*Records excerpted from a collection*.
::::::::::

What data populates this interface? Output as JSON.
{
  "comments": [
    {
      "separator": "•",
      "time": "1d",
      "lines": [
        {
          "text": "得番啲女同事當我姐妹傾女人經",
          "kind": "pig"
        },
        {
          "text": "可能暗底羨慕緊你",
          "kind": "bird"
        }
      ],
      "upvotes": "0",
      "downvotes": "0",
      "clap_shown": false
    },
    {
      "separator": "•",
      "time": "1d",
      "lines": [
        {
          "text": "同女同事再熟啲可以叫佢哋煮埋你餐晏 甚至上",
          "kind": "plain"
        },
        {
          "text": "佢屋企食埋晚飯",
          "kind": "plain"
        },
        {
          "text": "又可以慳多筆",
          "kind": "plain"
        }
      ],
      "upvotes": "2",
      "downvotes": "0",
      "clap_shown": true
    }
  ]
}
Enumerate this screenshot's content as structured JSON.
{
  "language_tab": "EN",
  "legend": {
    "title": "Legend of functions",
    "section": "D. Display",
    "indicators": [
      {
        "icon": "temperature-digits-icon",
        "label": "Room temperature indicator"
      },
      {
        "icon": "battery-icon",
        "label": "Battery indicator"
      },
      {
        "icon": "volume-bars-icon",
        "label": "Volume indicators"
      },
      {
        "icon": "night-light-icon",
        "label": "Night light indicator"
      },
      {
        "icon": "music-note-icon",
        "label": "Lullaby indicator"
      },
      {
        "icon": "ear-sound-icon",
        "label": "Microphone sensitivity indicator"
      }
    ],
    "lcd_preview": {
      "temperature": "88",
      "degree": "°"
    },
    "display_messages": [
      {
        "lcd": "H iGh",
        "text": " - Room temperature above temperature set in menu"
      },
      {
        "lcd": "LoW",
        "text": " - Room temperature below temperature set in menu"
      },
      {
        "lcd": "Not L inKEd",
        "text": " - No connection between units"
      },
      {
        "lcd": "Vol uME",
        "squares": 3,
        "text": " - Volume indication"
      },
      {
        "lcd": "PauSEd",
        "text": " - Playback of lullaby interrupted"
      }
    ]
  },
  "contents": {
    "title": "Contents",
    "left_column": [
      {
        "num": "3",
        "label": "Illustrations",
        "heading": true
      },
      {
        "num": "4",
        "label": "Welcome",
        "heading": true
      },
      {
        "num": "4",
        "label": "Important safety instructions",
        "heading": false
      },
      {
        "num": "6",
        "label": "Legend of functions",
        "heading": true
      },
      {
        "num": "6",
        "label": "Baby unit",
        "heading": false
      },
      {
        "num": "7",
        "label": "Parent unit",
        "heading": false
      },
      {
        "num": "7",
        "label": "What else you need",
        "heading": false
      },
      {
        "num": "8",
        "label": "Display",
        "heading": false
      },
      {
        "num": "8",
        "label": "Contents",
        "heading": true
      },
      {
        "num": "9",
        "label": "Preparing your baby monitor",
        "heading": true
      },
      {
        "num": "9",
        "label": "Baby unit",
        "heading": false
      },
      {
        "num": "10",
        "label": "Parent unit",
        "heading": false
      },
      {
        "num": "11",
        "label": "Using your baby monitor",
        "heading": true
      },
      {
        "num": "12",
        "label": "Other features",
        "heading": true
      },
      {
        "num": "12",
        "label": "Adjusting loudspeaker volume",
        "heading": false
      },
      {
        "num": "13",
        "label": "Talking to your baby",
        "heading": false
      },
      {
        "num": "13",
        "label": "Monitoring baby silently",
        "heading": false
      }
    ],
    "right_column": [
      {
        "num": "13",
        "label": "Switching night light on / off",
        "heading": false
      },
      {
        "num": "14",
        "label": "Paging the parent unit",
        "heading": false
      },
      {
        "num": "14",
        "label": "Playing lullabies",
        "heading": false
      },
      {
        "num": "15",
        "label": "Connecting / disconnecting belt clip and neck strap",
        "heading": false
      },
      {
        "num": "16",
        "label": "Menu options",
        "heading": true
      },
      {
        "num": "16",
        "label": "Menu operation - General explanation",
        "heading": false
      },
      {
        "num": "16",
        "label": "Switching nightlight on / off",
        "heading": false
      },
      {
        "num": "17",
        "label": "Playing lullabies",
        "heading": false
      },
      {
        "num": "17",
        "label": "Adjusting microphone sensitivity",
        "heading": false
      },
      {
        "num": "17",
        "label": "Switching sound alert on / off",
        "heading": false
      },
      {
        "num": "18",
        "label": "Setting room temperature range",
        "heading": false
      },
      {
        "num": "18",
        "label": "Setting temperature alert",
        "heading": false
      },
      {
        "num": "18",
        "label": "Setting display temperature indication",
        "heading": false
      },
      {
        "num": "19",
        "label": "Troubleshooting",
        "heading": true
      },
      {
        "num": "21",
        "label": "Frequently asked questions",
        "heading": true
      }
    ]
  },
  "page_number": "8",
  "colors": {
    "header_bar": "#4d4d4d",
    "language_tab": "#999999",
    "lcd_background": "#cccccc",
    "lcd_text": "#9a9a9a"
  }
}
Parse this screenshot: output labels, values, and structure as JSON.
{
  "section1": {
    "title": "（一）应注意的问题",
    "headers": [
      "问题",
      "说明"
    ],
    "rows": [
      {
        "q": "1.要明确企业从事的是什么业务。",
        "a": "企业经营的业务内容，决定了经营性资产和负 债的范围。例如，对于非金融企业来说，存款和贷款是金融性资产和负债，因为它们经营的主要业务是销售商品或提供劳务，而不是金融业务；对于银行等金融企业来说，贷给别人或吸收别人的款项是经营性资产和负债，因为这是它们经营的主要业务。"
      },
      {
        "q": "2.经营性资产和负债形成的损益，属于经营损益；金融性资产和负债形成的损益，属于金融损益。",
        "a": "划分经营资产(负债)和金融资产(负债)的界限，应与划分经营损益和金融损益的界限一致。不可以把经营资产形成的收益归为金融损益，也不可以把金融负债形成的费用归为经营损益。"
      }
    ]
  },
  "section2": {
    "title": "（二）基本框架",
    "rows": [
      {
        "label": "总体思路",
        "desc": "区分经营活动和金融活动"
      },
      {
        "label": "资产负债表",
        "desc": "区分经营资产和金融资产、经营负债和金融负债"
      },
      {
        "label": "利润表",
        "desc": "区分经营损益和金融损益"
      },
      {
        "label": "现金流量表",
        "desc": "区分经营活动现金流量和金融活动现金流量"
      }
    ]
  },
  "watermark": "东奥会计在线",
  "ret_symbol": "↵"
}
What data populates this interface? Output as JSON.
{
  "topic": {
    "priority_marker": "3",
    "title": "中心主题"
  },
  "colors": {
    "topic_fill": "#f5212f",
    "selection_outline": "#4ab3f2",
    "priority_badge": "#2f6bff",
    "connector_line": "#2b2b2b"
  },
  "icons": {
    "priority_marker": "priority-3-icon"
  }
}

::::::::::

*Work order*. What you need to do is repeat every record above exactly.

*Result of this task*.
What data populates this interface? Output as JSON.
{
  "comments": [
    {
      "separator": "•",
      "time": "1d",
      "lines": [
        {
          "text": "得番啲女同事當我姐妹傾女人經",
          "kind": "pig"
        },
        {
          "text": "可能暗底羨慕緊你",
          "kind": "bird"
        }
      ],
      "upvotes": "0",
      "downvotes": "0",
      "clap_shown": false
    },
    {
      "separator": "•",
      "time": "1d",
      "lines": [
        {
          "text": "同女同事再熟啲可以叫佢哋煮埋你餐晏 甚至上",
          "kind": "plain"
        },
        {
          "text": "佢屋企食埋晚飯",
          "kind": "plain"
        },
        {
          "text": "又可以慳多筆",
          "kind": "plain"
        }
      ],
      "upvotes": "2",
      "downvotes": "0",
      "clap_shown": true
    }
  ]
}
Enumerate this screenshot's content as structured JSON.
{
  "language_tab": "EN",
  "legend": {
    "title": "Legend of functions",
    "section": "D. Display",
    "indicators": [
      {
        "icon": "temperature-digits-icon",
        "label": "Room temperature indicator"
      },
      {
        "icon": "battery-icon",
        "label": "Battery indicator"
      },
      {
        "icon": "volume-bars-icon",
        "label": "Volume indicators"
      },
      {
        "icon": "night-light-icon",
        "label": "Night light indicator"
      },
      {
        "icon": "music-note-icon",
        "label": "Lullaby indicator"
      },
      {
        "icon": "ear-sound-icon",
        "label": "Microphone sensitivity indicator"
      }
    ],
    "lcd_preview": {
      "temperature": "88",
      "degree": "°"
    },
    "display_messages": [
      {
        "lcd": "H iGh",
        "text": " - Room temperature above temperature set in menu"
      },
      {
        "lcd": "LoW",
        "text": " - Room temperature below temperature set in menu"
      },
      {
        "lcd": "Not L inKEd",
        "text": " - No connection between units"
      },
      {
        "lcd": "Vol uME",
        "squares": 3,
        "text": " - Volume indication"
      },
      {
        "lcd": "PauSEd",
        "text": " - Playback of lullaby interrupted"
      }
    ]
  },
  "contents": {
    "title": "Contents",
    "left_column": [
      {
        "num": "3",
        "label": "Illustrations",
        "heading": true
      },
      {
        "num": "4",
        "label": "Welcome",
        "heading": true
      },
      {
        "num": "4",
        "label": "Important safety instructions",
        "heading": false
      },
      {
        "num": "6",
        "label": "Legend of functions",
        "heading": true
      },
      {
        "num": "6",
        "label": "Baby unit",
        "heading": false
      },
      {
        "num": "7",
        "label": "Parent unit",
        "heading": false
      },
      {
        "num": "7",
        "label": "What else you need",
        "heading": false
      },
      {
        "num": "8",
        "label": "Display",
        "heading": false
      },
      {
        "num": "8",
        "label": "Contents",
        "heading": true
      },
      {
        "num": "9",
        "label": "Preparing your baby monitor",
        "heading": true
      },
      {
        "num": "9",
        "label": "Baby unit",
        "heading": false
      },
      {
        "num": "10",
        "label": "Parent unit",
        "heading": false
      },
      {
        "num": "11",
        "label": "Using your baby monitor",
        "heading": true
      },
      {
        "num": "12",
        "label": "Other features",
        "heading": true
      },
      {
        "num": "12",
        "label": "Adjusting loudspeaker volume",
        "heading": false
      },
      {
        "num": "13",
        "label": "Talking to your baby",
        "heading": false
      },
      {
        "num": "13",
        "label": "Monitoring baby silently",
        "heading": false
      }
    ],
    "right_column": [
      {
        "num": "13",
        "label": "Switching night light on / off",
        "heading": false
      },
      {
        "num": "14",
        "label": "Paging the parent unit",
        "heading": false
      },
      {
        "num": "14",
        "label": "Playing lullabies",
        "heading": false
      },
      {
        "num": "15",
        "label": "Connecting / disconnecting belt clip and neck strap",
        "heading": false
      },
      {
        "num": "16",
        "label": "Menu options",
        "heading": true
      },
      {
        "num": "16",
        "label": "Menu operation - General explanation",
        "heading": false
      },
      {
        "num": "16",
        "label": "Switching nightlight on / off",
        "heading": false
      },
      {
        "num": "17",
        "label": "Playing lullabies",
        "heading": false
      },
      {
        "num": "17",
        "label": "Adjusting microphone sensitivity",
        "heading": false
      },
      {
        "num": "17",
        "label": "Switching sound alert on / off",
        "heading": false
      },
      {
        "num": "18",
        "label": "Setting room temperature range",
        "heading": false
      },
      {
        "num": "18",
        "label": "Setting temperature alert",
        "heading": false
      },
      {
        "num": "18",
        "label": "Setting display temperature indication",
        "heading": false
      },
      {
        "num": "19",
        "label": "Troubleshooting",
        "heading": true
      },
      {
        "num": "21",
        "label": "Frequently asked questions",
        "heading": true
      }
    ]
  },
  "page_number": "8",
  "colors": {
    "header_bar": "#4d4d4d",
    "language_tab": "#999999",
    "lcd_background": "#cccccc",
    "lcd_text": "#9a9a9a"
  }
}
Parse this screenshot: output labels, values, and structure as JSON.
{
  "section1": {
    "title": "（一）应注意的问题",
    "headers": [
      "问题",
      "说明"
    ],
    "rows": [
      {
        "q": "1.要明确企业从事的是什么业务。",
        "a": "企业经营的业务内容，决定了经营性资产和负 债的范围。例如，对于非金融企业来说，存款和贷款是金融性资产和负债，因为它们经营的主要业务是销售商品或提供劳务，而不是金融业务；对于银行等金融企业来说，贷给别人或吸收别人的款项是经营性资产和负债，因为这是它们经营的主要业务。"
      },
      {
        "q": "2.经营性资产和负债形成的损益，属于经营损益；金融性资产和负债形成的损益，属于金融损益。",
        "a": "划分经营资产(负债)和金融资产(负债)的界限，应与划分经营损益和金融损益的界限一致。不可以把经营资产形成的收益归为金融损益，也不可以把金融负债形成的费用归为经营损益。"
      }
    ]
  },
  "section2": {
    "title": "（二）基本框架",
    "rows": [
      {
        "label": "总体思路",
        "desc": "区分经营活动和金融活动"
      },
      {
        "label": "资产负债表",
        "desc": "区分经营资产和金融资产、经营负债和金融负债"
      },
      {
        "label": "利润表",
        "desc": "区分经营损益和金融损益"
      },
      {
        "label": "现金流量表",
        "desc": "区分经营活动现金流量和金融活动现金流量"
      }
    ]
  },
  "watermark": "东奥会计在线",
  "ret_symbol": "↵"
}
What data populates this interface? Output as JSON.
{
  "topic": {
    "priority_marker": "3",
    "title": "中心主题"
  },
  "colors": {
    "topic_fill": "#f5212f",
    "selection_outline": "#4ab3f2",
    "priority_badge": "#2f6bff",
    "connector_line": "#2b2b2b"
  },
  "icons": {
    "priority_marker": "priority-3-icon"
  }
}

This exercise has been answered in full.